Thanks to Isabella Goodwin, four NYPD detectives were waiting at Grand Central station to arrest Eddie the Boob Kinsman as he was about to purchase two tickets west. He was charged with highway robbery and assault with attempt to kill and was eventually sentenced for three to six years.
The morning after his arrest, Goodwin was called to the commissioner’s office and upgraded to the rank of detective lieutenant with a hefty salary bump to $2,2500 a year. Not only had she become the NYPD’s first female detective, but The Brooklyn Daily Eagle proclaimed her “the best known woman sleuth in the United States.”
In 1918, NYPD brought its first six police women into the squad. Paid $1,200 a year, they were issued handcuffs, a revolver and a summons book — but no uniforms. Three years later, Goodwin was picked to lead the department’s new Women’s Bureau, a division of 26 female officers charged with overseeing cases involving prostitutes, runaways, truants, and victims of domestic violence. And in 1924 she worked with prosecutors investigating fraudulent medical practices to help clinch several high-profile arrests before retiring later that year.
By the time she retired, Isabella Goodwin had spent 30 years with the NYPD, helping serve and protect generations of New Yorkers. But she benefited from her years of service as well, saying, “Oh, the things I have learned about poor, weak human nature! My experiences would fill a book.” Which they did in 2011, when The Fearless Mrs. Goodwin: How New York’s First Female Detective Cracked the Crime of the Century was written by Elizabeth Mitchell.
Today there are about 6,570 women on the NYPD’s 36,500-member force, or about 18%. They include 781 detectives, 753 sergeants and 200 lieutenants. Goodwin once said women made strong detectives thanks to their ability to “sense things for which at first you have no actual proof” — in other words, women’s intuition — but added she was proud to show “just what a woman can do when the chance comes her way.”

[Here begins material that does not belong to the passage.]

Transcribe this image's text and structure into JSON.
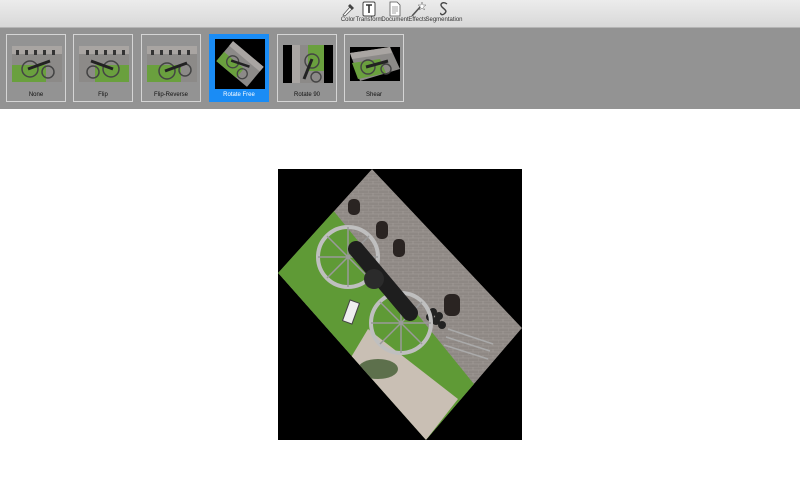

Isabella Goodwin died of colon cancer in October 1943 at the age of 78. She is buried in Brooklyn’s famous Green-Wood Cemetery, founded in 1838 as one of America’s first rural cemeteries, under the name Isabella Seaholm, reflecting the name of her second husband.